(Data records)

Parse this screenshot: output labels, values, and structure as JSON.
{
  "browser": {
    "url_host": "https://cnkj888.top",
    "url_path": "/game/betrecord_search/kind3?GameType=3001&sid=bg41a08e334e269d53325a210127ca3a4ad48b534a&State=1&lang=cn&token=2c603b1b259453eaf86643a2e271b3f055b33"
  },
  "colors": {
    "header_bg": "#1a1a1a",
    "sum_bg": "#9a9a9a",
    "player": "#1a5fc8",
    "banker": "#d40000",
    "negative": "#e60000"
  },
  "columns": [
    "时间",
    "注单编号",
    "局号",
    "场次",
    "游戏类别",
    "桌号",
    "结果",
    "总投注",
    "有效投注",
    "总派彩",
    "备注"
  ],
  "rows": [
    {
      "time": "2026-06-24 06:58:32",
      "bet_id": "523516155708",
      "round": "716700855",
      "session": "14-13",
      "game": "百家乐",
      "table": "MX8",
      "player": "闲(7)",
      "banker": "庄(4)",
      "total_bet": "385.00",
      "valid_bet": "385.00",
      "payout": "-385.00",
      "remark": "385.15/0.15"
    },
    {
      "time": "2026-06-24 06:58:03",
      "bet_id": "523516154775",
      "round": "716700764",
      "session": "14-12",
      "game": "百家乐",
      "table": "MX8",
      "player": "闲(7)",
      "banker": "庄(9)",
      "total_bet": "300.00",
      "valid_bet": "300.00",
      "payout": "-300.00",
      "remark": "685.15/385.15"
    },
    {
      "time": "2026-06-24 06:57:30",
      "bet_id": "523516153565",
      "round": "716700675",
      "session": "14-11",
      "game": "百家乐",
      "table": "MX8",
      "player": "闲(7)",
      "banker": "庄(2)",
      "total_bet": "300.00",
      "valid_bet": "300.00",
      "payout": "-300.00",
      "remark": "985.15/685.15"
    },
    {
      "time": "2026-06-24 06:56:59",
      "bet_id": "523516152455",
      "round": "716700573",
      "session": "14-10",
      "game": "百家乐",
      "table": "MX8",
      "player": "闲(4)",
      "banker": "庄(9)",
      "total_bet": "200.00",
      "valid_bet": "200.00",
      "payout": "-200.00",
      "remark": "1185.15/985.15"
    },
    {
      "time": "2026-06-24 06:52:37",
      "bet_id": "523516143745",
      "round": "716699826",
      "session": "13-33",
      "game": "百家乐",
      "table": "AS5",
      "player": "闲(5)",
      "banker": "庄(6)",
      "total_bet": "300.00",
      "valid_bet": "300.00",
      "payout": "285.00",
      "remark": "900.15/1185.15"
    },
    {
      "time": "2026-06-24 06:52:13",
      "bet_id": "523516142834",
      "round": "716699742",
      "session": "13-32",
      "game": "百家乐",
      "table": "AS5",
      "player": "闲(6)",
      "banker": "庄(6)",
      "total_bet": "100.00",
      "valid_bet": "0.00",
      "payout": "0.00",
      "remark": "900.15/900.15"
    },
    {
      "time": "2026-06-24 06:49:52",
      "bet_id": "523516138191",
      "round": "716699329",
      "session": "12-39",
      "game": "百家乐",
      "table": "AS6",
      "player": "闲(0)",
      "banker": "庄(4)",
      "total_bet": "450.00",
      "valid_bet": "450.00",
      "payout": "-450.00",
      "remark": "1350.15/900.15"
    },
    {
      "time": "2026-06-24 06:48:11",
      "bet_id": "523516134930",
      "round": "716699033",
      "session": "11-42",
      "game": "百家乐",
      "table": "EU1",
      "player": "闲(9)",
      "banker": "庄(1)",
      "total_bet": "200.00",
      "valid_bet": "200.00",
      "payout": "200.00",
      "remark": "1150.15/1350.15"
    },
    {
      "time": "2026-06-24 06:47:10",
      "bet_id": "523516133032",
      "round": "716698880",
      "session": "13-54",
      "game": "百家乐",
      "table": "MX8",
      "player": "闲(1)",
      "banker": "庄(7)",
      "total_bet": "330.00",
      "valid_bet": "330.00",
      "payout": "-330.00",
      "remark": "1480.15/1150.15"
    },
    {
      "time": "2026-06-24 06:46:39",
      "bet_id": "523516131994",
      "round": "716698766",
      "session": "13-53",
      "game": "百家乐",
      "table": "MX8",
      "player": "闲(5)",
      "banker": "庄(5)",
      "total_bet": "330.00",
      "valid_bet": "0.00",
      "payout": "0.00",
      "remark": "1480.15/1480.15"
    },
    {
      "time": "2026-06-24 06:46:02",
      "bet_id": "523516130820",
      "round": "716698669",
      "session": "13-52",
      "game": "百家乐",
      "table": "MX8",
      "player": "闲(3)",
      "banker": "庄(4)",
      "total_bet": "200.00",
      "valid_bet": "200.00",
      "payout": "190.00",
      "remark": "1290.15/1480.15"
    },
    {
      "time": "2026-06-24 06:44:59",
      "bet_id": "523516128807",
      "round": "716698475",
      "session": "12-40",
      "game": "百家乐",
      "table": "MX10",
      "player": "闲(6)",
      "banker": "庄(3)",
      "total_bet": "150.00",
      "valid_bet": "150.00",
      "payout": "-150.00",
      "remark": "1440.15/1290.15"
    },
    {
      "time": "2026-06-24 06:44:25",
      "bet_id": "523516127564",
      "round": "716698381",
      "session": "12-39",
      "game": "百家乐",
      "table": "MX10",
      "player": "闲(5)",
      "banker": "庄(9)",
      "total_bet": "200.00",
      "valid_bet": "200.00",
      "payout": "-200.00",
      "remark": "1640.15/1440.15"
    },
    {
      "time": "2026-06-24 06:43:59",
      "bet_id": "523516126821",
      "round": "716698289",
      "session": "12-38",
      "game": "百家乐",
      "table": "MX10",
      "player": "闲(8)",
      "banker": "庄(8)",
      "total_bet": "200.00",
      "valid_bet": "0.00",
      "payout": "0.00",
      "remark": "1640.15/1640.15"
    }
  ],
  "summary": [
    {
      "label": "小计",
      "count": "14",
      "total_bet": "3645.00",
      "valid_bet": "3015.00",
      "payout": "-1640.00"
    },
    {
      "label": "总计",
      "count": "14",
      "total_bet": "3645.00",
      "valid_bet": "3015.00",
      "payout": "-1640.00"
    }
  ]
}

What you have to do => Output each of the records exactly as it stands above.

The answer =>
Parse this screenshot: output labels, values, and structure as JSON.
{
  "browser": {
    "url_host": "https://cnkj888.top",
    "url_path": "/game/betrecord_search/kind3?GameType=3001&sid=bg41a08e334e269d53325a210127ca3a4ad48b534a&State=1&lang=cn&token=2c603b1b259453eaf86643a2e271b3f055b33"
  },
  "colors": {
    "header_bg": "#1a1a1a",
    "sum_bg": "#9a9a9a",
    "player": "#1a5fc8",
    "banker": "#d40000",
    "negative": "#e60000"
  },
  "columns": [
    "时间",
    "注单编号",
    "局号",
    "场次",
    "游戏类别",
    "桌号",
    "结果",
    "总投注",
    "有效投注",
    "总派彩",
    "备注"
  ],
  "rows": [
    {
      "time": "2026-06-24 06:58:32",
      "bet_id": "523516155708",
      "round": "716700855",
      "session": "14-13",
      "game": "百家乐",
      "table": "MX8",
      "player": "闲(7)",
      "banker": "庄(4)",
      "total_bet": "385.00",
      "valid_bet": "385.00",
      "payout": "-385.00",
      "remark": "385.15/0.15"
    },
    {
      "time": "2026-06-24 06:58:03",
      "bet_id": "523516154775",
      "round": "716700764",
      "session": "14-12",
      "game": "百家乐",
      "table": "MX8",
      "player": "闲(7)",
      "banker": "庄(9)",
      "total_bet": "300.00",
      "valid_bet": "300.00",
      "payout": "-300.00",
      "remark": "685.15/385.15"
    },
    {
      "time": "2026-06-24 06:57:30",
      "bet_id": "523516153565",
      "round": "716700675",
      "session": "14-11",
      "game": "百家乐",
      "table": "MX8",
      "player": "闲(7)",
      "banker": "庄(2)",
      "total_bet": "300.00",
      "valid_bet": "300.00",
      "payout": "-300.00",
      "remark": "985.15/685.15"
    },
    {
      "time": "2026-06-24 06:56:59",
      "bet_id": "523516152455",
      "round": "716700573",
      "session": "14-10",
      "game": "百家乐",
      "table": "MX8",
      "player": "闲(4)",
      "banker": "庄(9)",
      "total_bet": "200.00",
      "valid_bet": "200.00",
      "payout": "-200.00",
      "remark": "1185.15/985.15"
    },
    {
      "time": "2026-06-24 06:52:37",
      "bet_id": "523516143745",
      "round": "716699826",
      "session": "13-33",
      "game": "百家乐",
      "table": "AS5",
      "player": "闲(5)",
      "banker": "庄(6)",
      "total_bet": "300.00",
      "valid_bet": "300.00",
      "payout": "285.00",
      "remark": "900.15/1185.15"
    },
    {
      "time": "2026-06-24 06:52:13",
      "bet_id": "523516142834",
      "round": "716699742",
      "session": "13-32",
      "game": "百家乐",
      "table": "AS5",
      "player": "闲(6)",
      "banker": "庄(6)",
      "total_bet": "100.00",
      "valid_bet": "0.00",
      "payout": "0.00",
      "remark": "900.15/900.15"
    },
    {
      "time": "2026-06-24 06:49:52",
      "bet_id": "523516138191",
      "round": "716699329",
      "session": "12-39",
      "game": "百家乐",
      "table": "AS6",
      "player": "闲(0)",
      "banker": "庄(4)",
      "total_bet": "450.00",
      "valid_bet": "450.00",
      "payout": "-450.00",
      "remark": "1350.15/900.15"
    },
    {
      "time": "2026-06-24 06:48:11",
      "bet_id": "523516134930",
      "round": "716699033",
      "session": "11-42",
      "game": "百家乐",
      "table": "EU1",
      "player": "闲(9)",
      "banker": "庄(1)",
      "total_bet": "200.00",
      "valid_bet": "200.00",
      "payout": "200.00",
      "remark": "1150.15/1350.15"
    },
    {
      "time": "2026-06-24 06:47:10",
      "bet_id": "523516133032",
      "round": "716698880",
      "session": "13-54",
      "game": "百家乐",
      "table": "MX8",
      "player": "闲(1)",
      "banker": "庄(7)",
      "total_bet": "330.00",
      "valid_bet": "330.00",
      "payout": "-330.00",
      "remark": "1480.15/1150.15"
    },
    {
      "time": "2026-06-24 06:46:39",
      "bet_id": "523516131994",
      "round": "716698766",
      "session": "13-53",
      "game": "百家乐",
      "table": "MX8",
      "player": "闲(5)",
      "banker": "庄(5)",
      "total_bet": "330.00",
      "valid_bet": "0.00",
      "payout": "0.00",
      "remark": "1480.15/1480.15"
    },
    {
      "time": "2026-06-24 06:46:02",
      "bet_id": "523516130820",
      "round": "716698669",
      "session": "13-52",
      "game": "百家乐",
      "table": "MX8",
      "player": "闲(3)",
      "banker": "庄(4)",
      "total_bet": "200.00",
      "valid_bet": "200.00",
      "payout": "190.00",
      "remark": "1290.15/1480.15"
    },
    {
      "time": "2026-06-24 06:44:59",
      "bet_id": "523516128807",
      "round": "716698475",
      "session": "12-40",
      "game": "百家乐",
      "table": "MX10",
      "player": "闲(6)",
      "banker": "庄(3)",
      "total_bet": "150.00",
      "valid_bet": "150.00",
      "payout": "-150.00",
      "remark": "1440.15/1290.15"
    },
    {
      "time": "2026-06-24 06:44:25",
      "bet_id": "523516127564",
      "round": "716698381",
      "session": "12-39",
      "game": "百家乐",
      "table": "MX10",
      "player": "闲(5)",
      "banker": "庄(9)",
      "total_bet": "200.00",
      "valid_bet": "200.00",
      "payout": "-200.00",
      "remark": "1640.15/1440.15"
    },
    {
      "time": "2026-06-24 06:43:59",
      "bet_id": "523516126821",
      "round": "716698289",
      "session": "12-38",
      "game": "百家乐",
      "table": "MX10",
      "player": "闲(8)",
      "banker": "庄(8)",
      "total_bet": "200.00",
      "valid_bet": "0.00",
      "payout": "0.00",
      "remark": "1640.15/1640.15"
    }
  ],
  "summary": [
    {
      "label": "小计",
      "count": "14",
      "total_bet": "3645.00",
      "valid_bet": "3015.00",
      "payout": "-1640.00"
    },
    {
      "label": "总计",
      "count": "14",
      "total_bet": "3645.00",
      "valid_bet": "3015.00",
      "payout": "-1640.00"
    }
  ]
}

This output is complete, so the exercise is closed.